This review is about the Buddha Bodai at 5 Mott St. There is another unaffiliated Buddha Bodai at 77 Mulberry St, but in my opinion, the food at the Mott St location is better. (To avoid confusion, someone needs to change their name!) Everything we ordered was $3 to $5 each. Six dishes plus dessert was plenty for two very hungry people. Some of their dishes contain egg, so look out for that on the menu if you want vegan only dishes.
As a kid, my go to dim sum dish was turnip cake. I guess I never grew up because this was still the first thing I ordered. I was never a fan of the fatty Chinese sausage in turnip cake, so this vegan version is basically my childhood dream come true. Real tasty with the dipping sauce, but a little more pan frying for a crisper exterior would be nice.
The mock meat ribs in black bean sauce was one of John’s picks. The ribs were juicy and tender with the right amount of chewiness. You can’t go wrong with these.
Steamed BBQ pork buns are another must order item when you’re doing dim sum, but I always found the pork to be too fatty. Are you picking up on a pattern here? Buddha Bodai’s veganized pork buns are light, fluffy, and filled with mock pork. There’s plenty of BBQ sauce in there too.
Buddha Bodai’s shark fin dumplings are filled with vegan imitation shark fin (bean noodles, I think) and veggies, nicely packaged up in a thin, yellow wrapper. Each dumpling is pretty big. Juicy, not mushy, but they’re a little bland so you dip ‘me in some soy sauce.

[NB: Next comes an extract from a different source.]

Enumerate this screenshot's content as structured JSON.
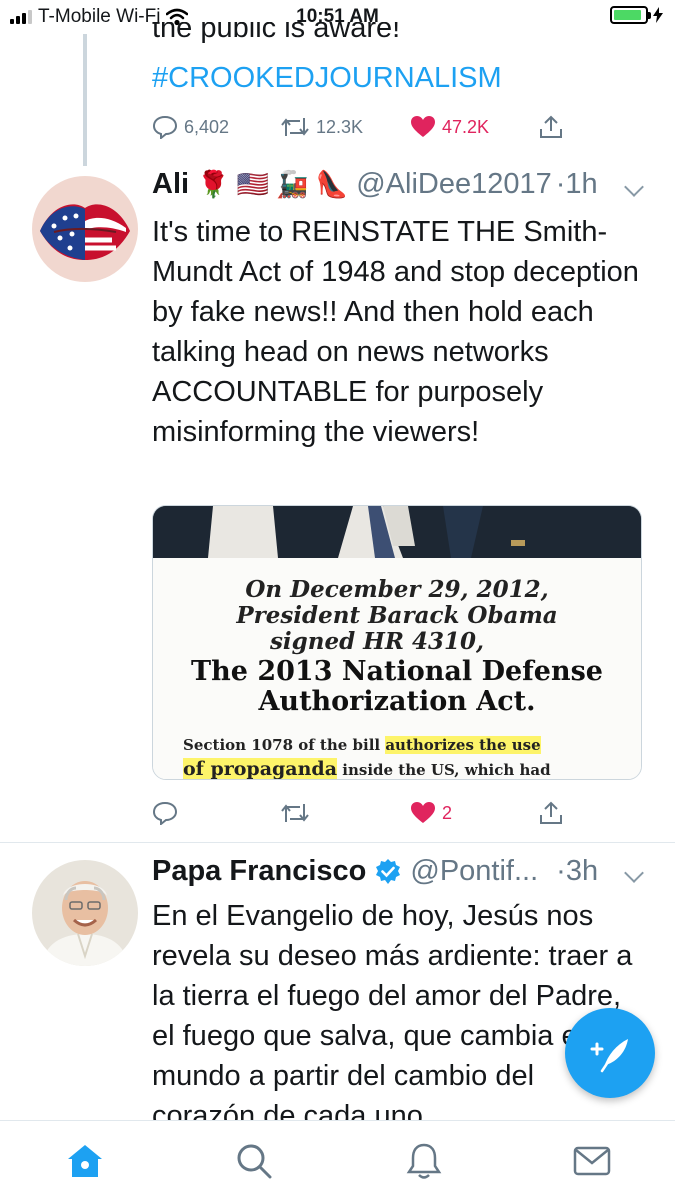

Typically, bean curd rolls are filled with chicken or pork in addition to veggies. Here, the steamed rolls are filled with an assortment of vegetables, think veggie dumpling filling. Overall, it feels pretty meaty, but the filling was somewhat mushy. Good texture from the yuba sheets though.
I always get sticky rice when I have dim sum, and I like there’s a fried option here instead of the usual bamboo leaf wrapped version. Looks like a pudding of some sort. Tasty, not too sticky, and I enjoyed the mock meat in there.
Coconut pudding is always a good finale to dim sum and good for sharing. Light and refreshing with some sago pearls in there for texture.